Time’s shining light in the domain of publicistics, Mr. Hugh Sidey, instructs Ronald Reagan on why and how we should be cautious and measured in flexing America’s military muscle:

Twice in the past four decades we miscalculated, and we had war in Korea and Viet Nam.

What did we “miscalculate” in Korea? On June 25, 1950, with no prior indications of an armed conflict, North Korean troops-equipped, trained, and tactically instructed by Soviet supervisors—massively attacked the internationally and legally determined border between the two Koreas and invaded the South. The free world, under America’s leadership, was brutally confronted with a historical fact, coerced to respond, and had not a modicum of other choices but to go to war. The only other available option would have been an unconditional surrender, allowing the despairing South Koreans to be red rather than dead. So how did we miscalculate? What chance did we have to miscalculate anything?
An even more blatant case of precision of idea and style a la Time may be found in its piece on South Dakota’s governor William Janklow, whom Time obviously dislikes because he is a conservative Republican and is effectively bringing prosperity to his state in keeping with conservative and Republican precepts. So here’s how it goes:

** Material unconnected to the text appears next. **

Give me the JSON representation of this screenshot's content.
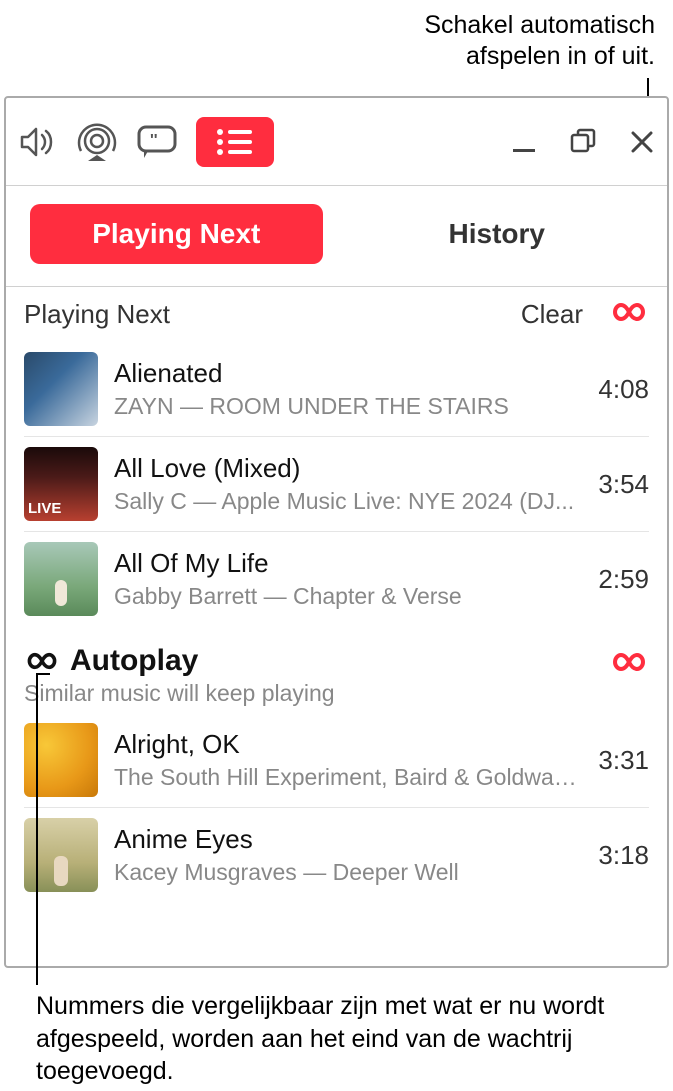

Quiet discretion is not his strong suit. Earlier this year the Governor filed two libel suits against publishers because they had repeated an unproven allegation that Janklow raped an Indian teenager in 1967.

It’s hard to understand Time’s peevish grudge. What are they ranting against? That Gov. Janklow, innocent as he may be, tries to defend himself from the poisonous mendacity of the press, for whom Time is a spiritual leader? Do Time’s editors really believe that discretion is meek acknowledgment of mis­deeds one did not commit? Do they ever consult their Webster’s?